**** EXTRACTED ENTRIES

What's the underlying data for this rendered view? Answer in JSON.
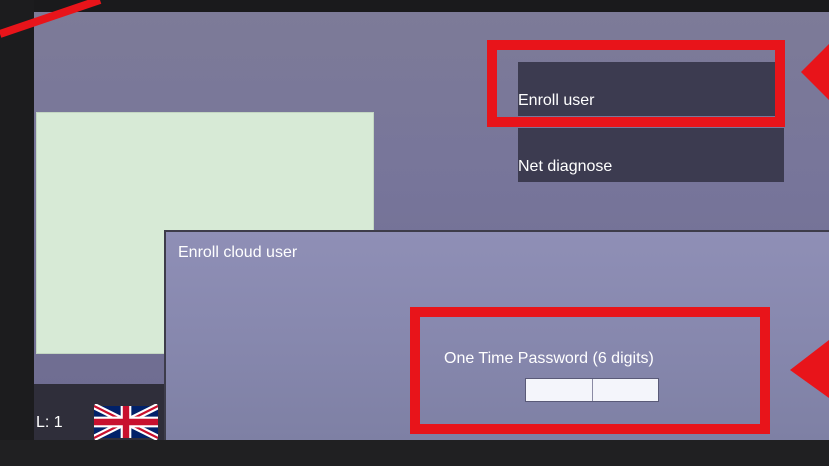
{
  "main": {
    "buttons": {
      "enroll_user": "Enroll user",
      "net_diagnose": "Net diagnose"
    }
  },
  "status": {
    "level": "L: 1",
    "language_flag": "uk-flag-icon"
  },
  "dialog": {
    "title": "Enroll cloud user",
    "otp_label": "One Time Password (6 digits)",
    "otp_value": ""
  },
  "annotations": {
    "highlight_color": "#e8141a"
  },
  "colors": {
    "screen_bg": "#77759a",
    "button_bg": "#3c3b50",
    "dialog_bg": "#8788ae",
    "preview_bg": "#d7ead6"
  }
}
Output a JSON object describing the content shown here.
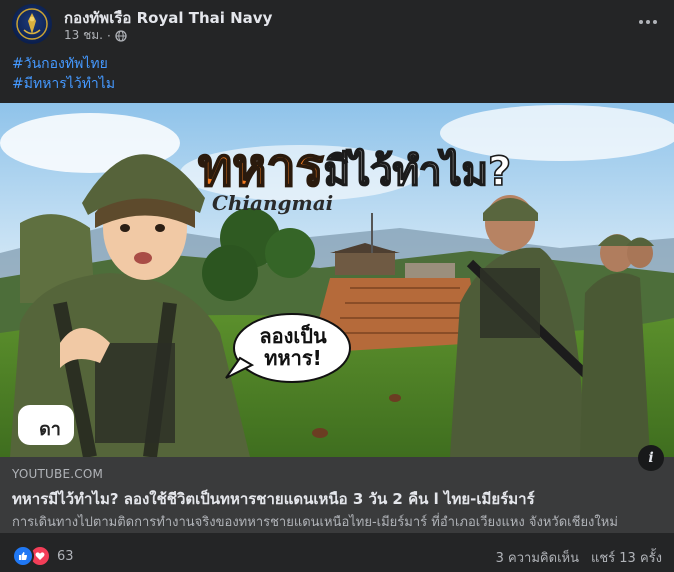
{
  "post": {
    "page_name": "กองทัพเรือ Royal Thai Navy",
    "time": "13 ชม.",
    "separator": "·",
    "hashtags": [
      "#วันกองทัพไทย",
      "#มีทหารไว้ทำไม"
    ]
  },
  "thumbnail": {
    "headline_main": "ทหาร",
    "headline_rest": "มีไว้ทำไม?",
    "location": "Chiangmai",
    "bubble_line1": "ลองเป็น",
    "bubble_line2": "ทหาร!",
    "logo_text": "ดา"
  },
  "link": {
    "domain": "YOUTUBE.COM",
    "title": "ทหารมีไว้ทำไม? ลองใช้ชีวิตเป็นทหารชายแดนเหนือ 3 วัน 2 คืน l ไทย-เมียร์มาร์",
    "description": "การเดินทางไปตามติดการทำงานจริงของทหารชายแดนเหนือไทย-เมียร์มาร์ ที่อำเภอเวียงแหง จังหวัดเชียงใหม่",
    "info_label": "i"
  },
  "footer": {
    "reaction_count": "63",
    "comments": "3 ความคิดเห็น",
    "shares": "แชร์ 13 ครั้ง"
  },
  "colors": {
    "background": "#242526",
    "hashtag": "#4599ff",
    "headline_orange": "#f47b20",
    "like_blue": "#2078f4",
    "love_red": "#f33e58"
  }
}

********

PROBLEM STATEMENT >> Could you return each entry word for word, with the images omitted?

REPLY >>
What's the underlying data for this rendered view? Answer in JSON.
{
  "main": {
    "buttons": {
      "enroll_user": "Enroll user",
      "net_diagnose": "Net diagnose"
    }
  },
  "status": {
    "level": "L: 1",
    "language_flag": "uk-flag-icon"
  },
  "dialog": {
    "title": "Enroll cloud user",
    "otp_label": "One Time Password (6 digits)",
    "otp_value": ""
  },
  "annotations": {
    "highlight_color": "#e8141a"
  },
  "colors": {
    "screen_bg": "#77759a",
    "button_bg": "#3c3b50",
    "dialog_bg": "#8788ae",
    "preview_bg": "#d7ead6"
  }
}
Output a JSON object describing the content shown here.
{
  "post": {
    "page_name": "กองทัพเรือ Royal Thai Navy",
    "time": "13 ชม.",
    "separator": "·",
    "hashtags": [
      "#วันกองทัพไทย",
      "#มีทหารไว้ทำไม"
    ]
  },
  "thumbnail": {
    "headline_main": "ทหาร",
    "headline_rest": "มีไว้ทำไม?",
    "location": "Chiangmai",
    "bubble_line1": "ลองเป็น",
    "bubble_line2": "ทหาร!",
    "logo_text": "ดา"
  },
  "link": {
    "domain": "YOUTUBE.COM",
    "title": "ทหารมีไว้ทำไม? ลองใช้ชีวิตเป็นทหารชายแดนเหนือ 3 วัน 2 คืน l ไทย-เมียร์มาร์",
    "description": "การเดินทางไปตามติดการทำงานจริงของทหารชายแดนเหนือไทย-เมียร์มาร์ ที่อำเภอเวียงแหง จังหวัดเชียงใหม่",
    "info_label": "i"
  },
  "footer": {
    "reaction_count": "63",
    "comments": "3 ความคิดเห็น",
    "shares": "แชร์ 13 ครั้ง"
  },
  "colors": {
    "background": "#242526",
    "hashtag": "#4599ff",
    "headline_orange": "#f47b20",
    "like_blue": "#2078f4",
    "love_red": "#f33e58"
  }
}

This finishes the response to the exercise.